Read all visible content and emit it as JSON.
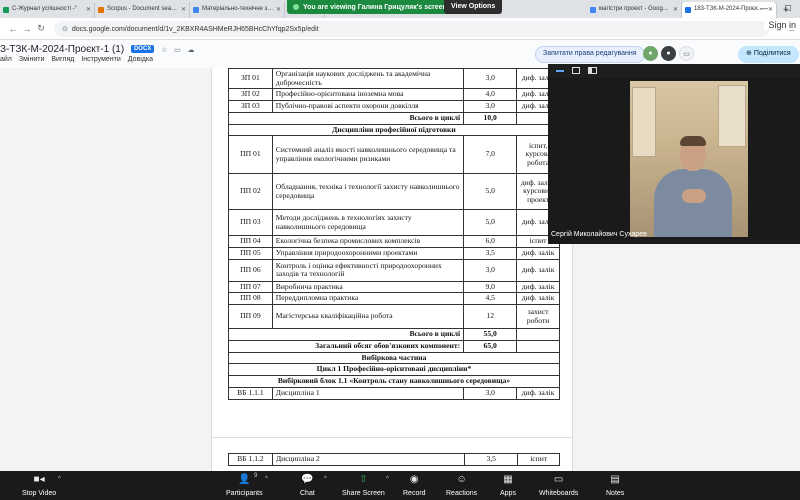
{
  "browser": {
    "tabs": [
      {
        "label": "С-Журнал успішності -“",
        "favicon_color": "#0f9d58",
        "active": false
      },
      {
        "label": "Scopus - Document sea…",
        "favicon_color": "#e37400",
        "active": false
      },
      {
        "label": "Матеріально-технічне з…",
        "favicon_color": "#4285f4",
        "active": false
      },
      {
        "label": "Ре",
        "favicon_color": "#a142f4",
        "active": false
      },
      {
        "label": "магістри проект - Goog…",
        "favicon_color": "#4285f4",
        "active": false
      },
      {
        "label": "183-ТЗК-М-2024-Проєк…",
        "favicon_color": "#1a73e8",
        "active": true
      }
    ],
    "new_tab": "+",
    "url": "docs.google.com/document/d/1v_2KBXR4ASHMeRJH65BHcChYfqp2Sx5p/edit",
    "sign_in": "Sign in"
  },
  "banner": {
    "viewing_text": "You are viewing Галина Грицуляк's screen",
    "view_options": "View Options"
  },
  "docs": {
    "title": "З-ТЗК-М-2024-Проєкт-1 (1)",
    "badge": "DOCX",
    "menus": [
      "айл",
      "Змінити",
      "Вигляд",
      "Інструменти",
      "Довідка"
    ],
    "request_edit": "Запитати права редагування",
    "share": "Поділитися"
  },
  "table": {
    "rows_top": [
      {
        "code": "ЗП 01",
        "name": "Організація наукових досліджень та академічна доброчесність",
        "credits": "3,0",
        "control": "диф. залік"
      },
      {
        "code": "ЗП 02",
        "name": "Професійно-орієнтована іноземна мова",
        "credits": "4,0",
        "control": "диф. залік"
      },
      {
        "code": "ЗП 03",
        "name": "Публічно-правові аспекти охорони довкілля",
        "credits": "3,0",
        "control": "диф. залік"
      }
    ],
    "subtotal1": {
      "label": "Всього в циклі",
      "value": "10,0"
    },
    "section_prof": "Дисципліни професійної підготовки",
    "rows_prof": [
      {
        "code": "ПП 01",
        "name": "Системний аналіз якості навколишнього середовища та управління екологічними ризиками",
        "credits": "7,0",
        "control": "іспит, курсова робота"
      },
      {
        "code": "ПП 02",
        "name": "Обладнання, техніка і технології захисту навколишнього середовища",
        "credits": "5,0",
        "control": "диф. залік, курсовий проект"
      },
      {
        "code": "ПП 03",
        "name": "Методи досліджень в технологіях захисту навколишнього середовища",
        "credits": "5,0",
        "control": "диф. залік"
      },
      {
        "code": "ПП 04",
        "name": "Екологічна безпека промислових комплексів",
        "credits": "6,0",
        "control": "іспит"
      },
      {
        "code": "ПП 05",
        "name": "Управління природоохоронними проектами",
        "credits": "3,5",
        "control": "диф. залік"
      },
      {
        "code": "ПП 06",
        "name": "Контроль і оцінка ефективності природоохоронних заходів та технологій",
        "credits": "3,0",
        "control": "диф. залік"
      },
      {
        "code": "ПП 07",
        "name": "Виробнича практика",
        "credits": "9,0",
        "control": "диф. залік"
      },
      {
        "code": "ПП 08",
        "name": "Переддипломна практика",
        "credits": "4,5",
        "control": "диф. залік"
      },
      {
        "code": "ПП 09",
        "name": "Магістерська кваліфікаційна робота",
        "credits": "12",
        "control": "захист роботи"
      }
    ],
    "subtotal2": {
      "label": "Всього в циклі",
      "value": "55,0"
    },
    "total_mandatory": {
      "label": "Загальний обсяг обов'язкових компонент:",
      "value": "65,0"
    },
    "elective_header": "Вибіркова частина",
    "cycle1_header": "Цикл 1 Професійно-орієнтовані дисципліни*",
    "block_header": "Вибірковий блок 1.1 «Контроль стану навколишнього середовища»",
    "row_vb1": {
      "code": "ВБ 1.1.1",
      "name": "Дисципліна 1",
      "credits": "3,0",
      "control": "диф. залік"
    },
    "row_vb2": {
      "code": "ВБ 1.1.2",
      "name": "Дисципліна 2",
      "credits": "3,5",
      "control": "іспит"
    }
  },
  "video": {
    "participant_name": "Сергій Миколайович Сухарев"
  },
  "zoom_toolbar": {
    "items": [
      {
        "label": "Stop Video",
        "icon": "video-camera-icon"
      },
      {
        "label": "Participants",
        "icon": "participants-icon",
        "count": "9"
      },
      {
        "label": "Chat",
        "icon": "chat-icon"
      },
      {
        "label": "Share Screen",
        "icon": "share-screen-icon"
      },
      {
        "label": "Record",
        "icon": "record-icon"
      },
      {
        "label": "Reactions",
        "icon": "reactions-icon"
      },
      {
        "label": "Apps",
        "icon": "apps-icon"
      },
      {
        "label": "Whiteboards",
        "icon": "whiteboard-icon"
      },
      {
        "label": "Notes",
        "icon": "notes-icon"
      }
    ],
    "share_color": "#29b35b"
  }
}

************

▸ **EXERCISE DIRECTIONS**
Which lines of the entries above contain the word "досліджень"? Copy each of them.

▸ **ANSWER BOX**
        "name": "Організація наукових досліджень та академічна доброчесність",
        "name": "Методи досліджень в технологіях захисту навколишнього середовища",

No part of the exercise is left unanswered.